The current study aimed to examine whether (a) mean differences and changes in athletes’ attachment style predicted psychological need satisfaction within two diverse relational contexts (coach and parent) and well-being, and (b) mean differences and changes in need satisfaction within the two relational contexts predicted well-being. One hundred and ten athletes aged between 15 and 32 years old completed a multisection questionnaire at three time points over a span of 6 months to assess the main study variables. Multilevel modeling revealed that insecure attachment styles (anxious and avoidant) predicted well-being outcomes at the within- and between-person levels. Avoidant attachment predicted need satisfaction within the parent relational context at both levels, and need satisfaction within the coach relational context at the between-person level. Need satisfaction within both relational contexts predicted various well-being outcomes at the between-person level, while need satisfaction within the parent relational context predicted vitality at the within-person level.
Lindsey C. McGuire, Yvette M. Ingram, Michael L. Sachs, and Ryan T. Tierney
Depression rates in collegiate student-athletes in the literature are varied and inconclusive, and data have only explored depression symptoms utilizing a crosssectional design. The purpose of the current study was to evaluate the temporal course of depression symptoms in student-athletes. Student-athletes (N = 93) from a Division II institution completed six administrations of a brief depression symptom screen once every 2 weeks throughout the fall athletic season. Ten (10.8%) student-athletes’ PHQ-9 surveys were red-flagged for moderate to severe depression symptoms at least once throughout the season. A mixed between-within subjects analysis of variance (ANOVA) revealed a significant interaction effect for time and sex in depression symptom scores, F(3.69, 335.70) = 10.36, p ≤ .001. The repeated-measures design of this study suggests that there are clinical benefits for screening for depression symptoms in student-athletes at multiple intervals throughout an athletic season.
Erin G. Mistretta, Carol R. Glass, Claire A. Spears, Rokas Perskaudas, Keith A. Kaufman, and Dennis Hoyer

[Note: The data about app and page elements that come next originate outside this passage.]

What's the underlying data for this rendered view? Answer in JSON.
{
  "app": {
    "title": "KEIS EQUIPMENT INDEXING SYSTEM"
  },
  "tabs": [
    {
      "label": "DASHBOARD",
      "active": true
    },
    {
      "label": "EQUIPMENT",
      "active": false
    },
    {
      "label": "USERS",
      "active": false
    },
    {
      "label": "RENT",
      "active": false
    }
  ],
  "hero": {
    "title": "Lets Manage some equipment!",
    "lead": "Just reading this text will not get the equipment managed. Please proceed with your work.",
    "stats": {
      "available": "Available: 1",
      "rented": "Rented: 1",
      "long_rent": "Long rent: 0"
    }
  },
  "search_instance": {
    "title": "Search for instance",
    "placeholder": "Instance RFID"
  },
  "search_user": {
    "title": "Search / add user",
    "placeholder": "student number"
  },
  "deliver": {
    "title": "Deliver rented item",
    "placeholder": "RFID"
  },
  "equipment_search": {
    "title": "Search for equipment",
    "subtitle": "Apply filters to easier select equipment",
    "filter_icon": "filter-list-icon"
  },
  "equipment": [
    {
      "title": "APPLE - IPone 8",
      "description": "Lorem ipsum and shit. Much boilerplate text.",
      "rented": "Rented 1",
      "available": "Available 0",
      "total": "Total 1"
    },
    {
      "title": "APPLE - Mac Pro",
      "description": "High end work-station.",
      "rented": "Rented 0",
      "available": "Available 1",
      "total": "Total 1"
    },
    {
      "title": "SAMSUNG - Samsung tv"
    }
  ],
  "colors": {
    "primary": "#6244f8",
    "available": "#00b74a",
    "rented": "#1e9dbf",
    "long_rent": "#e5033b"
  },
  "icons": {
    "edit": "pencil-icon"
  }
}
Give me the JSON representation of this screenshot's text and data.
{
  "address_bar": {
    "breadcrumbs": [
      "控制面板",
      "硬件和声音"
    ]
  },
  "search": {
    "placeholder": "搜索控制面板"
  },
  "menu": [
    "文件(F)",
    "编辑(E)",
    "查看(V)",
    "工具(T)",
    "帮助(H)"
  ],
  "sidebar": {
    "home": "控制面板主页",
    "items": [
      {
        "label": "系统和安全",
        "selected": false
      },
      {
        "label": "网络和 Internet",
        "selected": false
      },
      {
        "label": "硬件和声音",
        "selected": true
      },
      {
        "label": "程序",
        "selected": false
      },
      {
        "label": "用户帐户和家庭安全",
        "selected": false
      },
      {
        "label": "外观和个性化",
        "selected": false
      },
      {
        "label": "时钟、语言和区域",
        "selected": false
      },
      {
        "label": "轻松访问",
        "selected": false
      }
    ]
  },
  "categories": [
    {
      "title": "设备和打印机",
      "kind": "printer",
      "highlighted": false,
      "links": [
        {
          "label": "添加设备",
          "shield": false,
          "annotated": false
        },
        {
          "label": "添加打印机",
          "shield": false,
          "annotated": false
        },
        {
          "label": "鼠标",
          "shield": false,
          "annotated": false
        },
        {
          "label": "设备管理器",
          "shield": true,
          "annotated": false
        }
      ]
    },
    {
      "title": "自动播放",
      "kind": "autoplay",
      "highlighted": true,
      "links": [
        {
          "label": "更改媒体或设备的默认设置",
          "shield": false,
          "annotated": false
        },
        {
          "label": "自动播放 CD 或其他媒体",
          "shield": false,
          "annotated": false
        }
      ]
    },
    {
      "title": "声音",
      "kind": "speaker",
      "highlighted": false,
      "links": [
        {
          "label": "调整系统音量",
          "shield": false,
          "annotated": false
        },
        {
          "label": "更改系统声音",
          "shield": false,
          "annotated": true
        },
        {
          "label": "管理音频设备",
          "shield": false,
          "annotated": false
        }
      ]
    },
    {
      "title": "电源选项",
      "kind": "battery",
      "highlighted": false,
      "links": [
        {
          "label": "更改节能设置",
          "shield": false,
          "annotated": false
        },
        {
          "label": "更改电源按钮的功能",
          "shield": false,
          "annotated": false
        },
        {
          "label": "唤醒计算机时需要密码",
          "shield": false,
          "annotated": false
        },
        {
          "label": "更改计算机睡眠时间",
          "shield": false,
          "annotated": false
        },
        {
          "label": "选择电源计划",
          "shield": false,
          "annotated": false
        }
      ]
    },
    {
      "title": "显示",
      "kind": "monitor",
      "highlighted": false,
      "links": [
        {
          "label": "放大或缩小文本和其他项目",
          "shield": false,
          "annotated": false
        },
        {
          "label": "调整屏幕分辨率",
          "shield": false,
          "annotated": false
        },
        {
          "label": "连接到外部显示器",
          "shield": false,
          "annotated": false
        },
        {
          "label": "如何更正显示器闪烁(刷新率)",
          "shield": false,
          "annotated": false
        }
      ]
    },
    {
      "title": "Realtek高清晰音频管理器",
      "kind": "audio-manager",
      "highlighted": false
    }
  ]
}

Although mindfulness training for athletes is an area of increasing interest, few studies have focused on the qualitative experiences of athletes in such programs. Before beginning six sessions of mindful sport performance enhancement (MSPE) training, 45 mixed-sport collegiate athletes reported what they hoped and expected to get from the training, and responded afterward to open-ended questions about their experiences. Participants’ responses were coded for themes, with high interrater reliability. Athletes initially hoped to gain psychological benefits in both sport and everyday life, such as relaxation and less stress or anxiety, better emotion regulation, mental toughness, and self-awareness, as well as sport performance improvement. Overall, they found MSPE to be a positive experience and reported many of the same benefits that they expected. Participants also provided constructive feedback and recommendations for future MSPE training. Finally, there was evidence to suggest that athletes’ expectations predicted similar improvements in outcome measures.